Among these records, which lines include "preferences"? Copy them out.
### Raw data ###
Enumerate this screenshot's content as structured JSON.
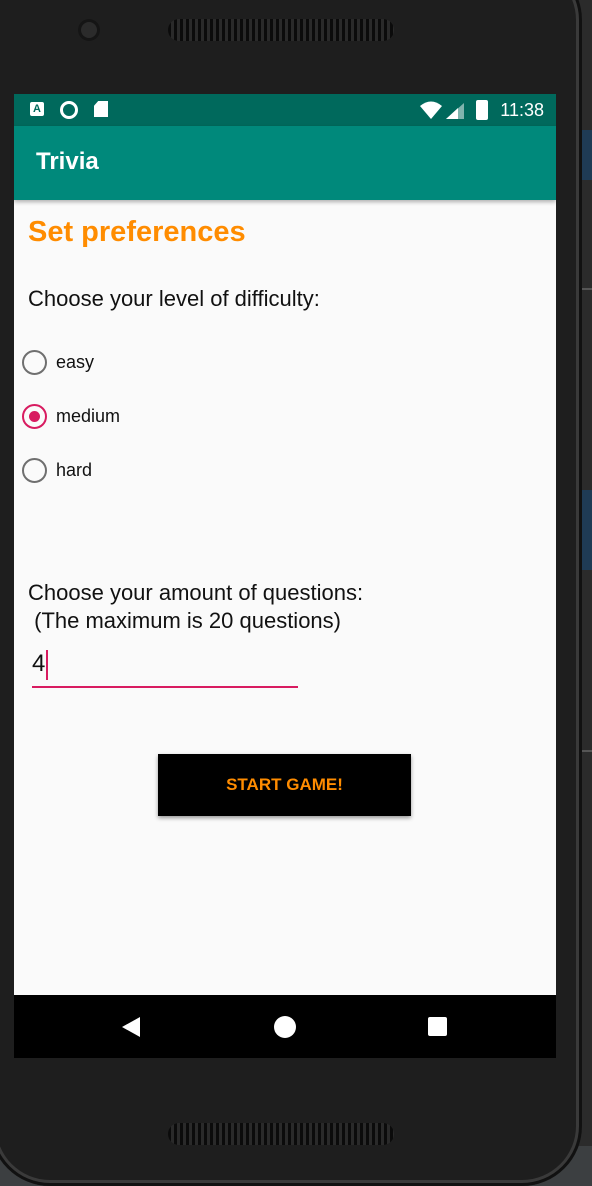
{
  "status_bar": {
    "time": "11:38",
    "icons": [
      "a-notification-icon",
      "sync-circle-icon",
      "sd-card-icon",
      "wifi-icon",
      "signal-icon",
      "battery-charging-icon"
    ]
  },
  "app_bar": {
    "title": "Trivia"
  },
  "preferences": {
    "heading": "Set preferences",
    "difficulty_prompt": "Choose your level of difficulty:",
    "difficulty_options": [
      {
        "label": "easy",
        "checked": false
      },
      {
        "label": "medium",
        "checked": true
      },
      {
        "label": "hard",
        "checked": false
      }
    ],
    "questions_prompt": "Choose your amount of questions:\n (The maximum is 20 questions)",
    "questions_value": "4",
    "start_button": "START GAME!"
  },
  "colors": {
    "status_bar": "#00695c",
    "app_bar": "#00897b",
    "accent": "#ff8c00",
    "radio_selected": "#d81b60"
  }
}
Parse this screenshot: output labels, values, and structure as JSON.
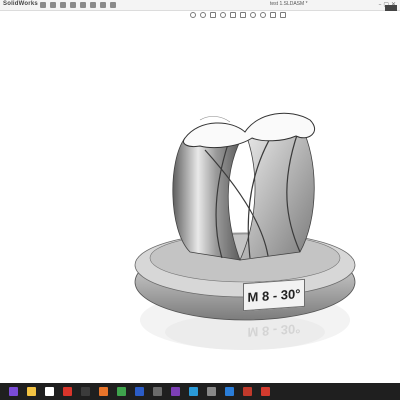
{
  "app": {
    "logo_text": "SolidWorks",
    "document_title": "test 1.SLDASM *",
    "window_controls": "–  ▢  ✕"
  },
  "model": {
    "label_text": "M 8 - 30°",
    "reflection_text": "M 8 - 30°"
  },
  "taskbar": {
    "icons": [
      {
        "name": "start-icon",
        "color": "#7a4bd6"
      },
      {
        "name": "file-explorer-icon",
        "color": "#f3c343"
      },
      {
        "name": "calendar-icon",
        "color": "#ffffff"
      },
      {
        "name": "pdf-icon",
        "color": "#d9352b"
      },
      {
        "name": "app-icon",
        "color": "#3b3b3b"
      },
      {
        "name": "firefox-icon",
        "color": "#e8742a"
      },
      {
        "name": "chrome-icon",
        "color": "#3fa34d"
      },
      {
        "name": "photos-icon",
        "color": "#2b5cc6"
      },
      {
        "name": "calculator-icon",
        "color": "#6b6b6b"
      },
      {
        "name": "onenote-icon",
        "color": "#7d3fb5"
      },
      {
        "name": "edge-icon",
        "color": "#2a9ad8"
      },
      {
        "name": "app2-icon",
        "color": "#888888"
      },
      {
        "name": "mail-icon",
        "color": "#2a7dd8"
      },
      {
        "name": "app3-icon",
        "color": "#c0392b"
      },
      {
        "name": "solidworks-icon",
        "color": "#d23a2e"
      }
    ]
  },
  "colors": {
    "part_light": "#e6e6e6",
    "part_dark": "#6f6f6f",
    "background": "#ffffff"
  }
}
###
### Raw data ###
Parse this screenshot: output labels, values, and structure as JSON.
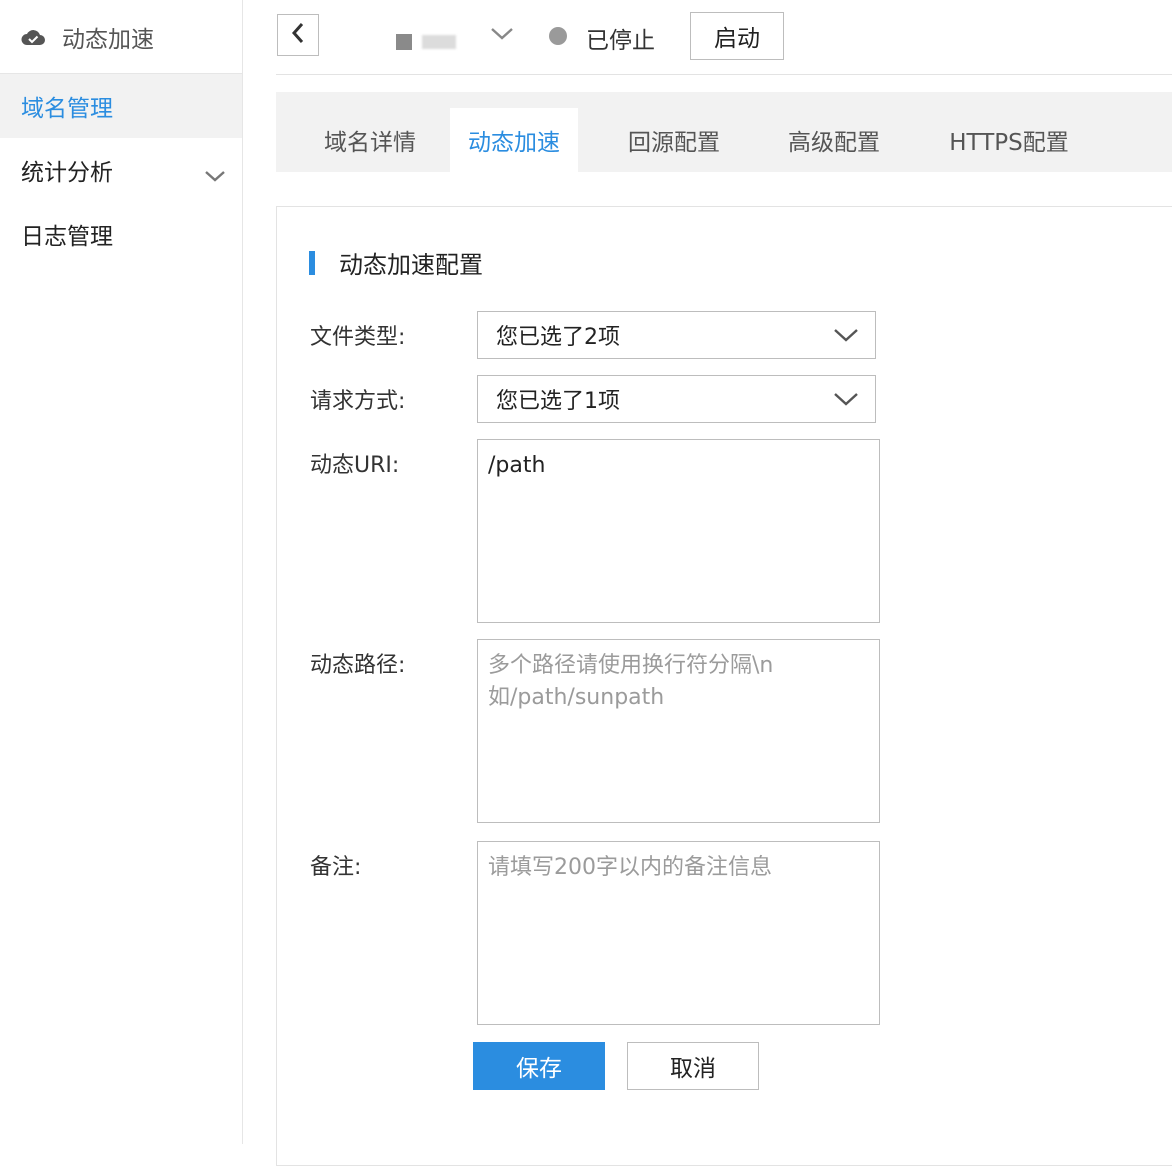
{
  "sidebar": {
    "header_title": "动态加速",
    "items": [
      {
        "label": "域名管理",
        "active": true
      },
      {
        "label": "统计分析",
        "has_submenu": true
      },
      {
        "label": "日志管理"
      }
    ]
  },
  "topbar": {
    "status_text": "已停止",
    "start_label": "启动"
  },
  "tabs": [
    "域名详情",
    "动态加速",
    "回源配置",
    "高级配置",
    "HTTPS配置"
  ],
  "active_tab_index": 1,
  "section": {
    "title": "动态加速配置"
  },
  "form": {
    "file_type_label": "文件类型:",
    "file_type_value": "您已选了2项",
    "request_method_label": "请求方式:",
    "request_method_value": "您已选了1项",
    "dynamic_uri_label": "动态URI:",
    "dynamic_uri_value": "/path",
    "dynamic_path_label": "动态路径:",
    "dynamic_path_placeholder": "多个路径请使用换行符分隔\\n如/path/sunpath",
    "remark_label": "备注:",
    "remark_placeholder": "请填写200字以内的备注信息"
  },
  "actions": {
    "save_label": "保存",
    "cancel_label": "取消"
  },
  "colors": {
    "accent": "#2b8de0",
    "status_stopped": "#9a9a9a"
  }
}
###
Answer for this exercise:
  "preferences": {
    "heading": "Set preferences",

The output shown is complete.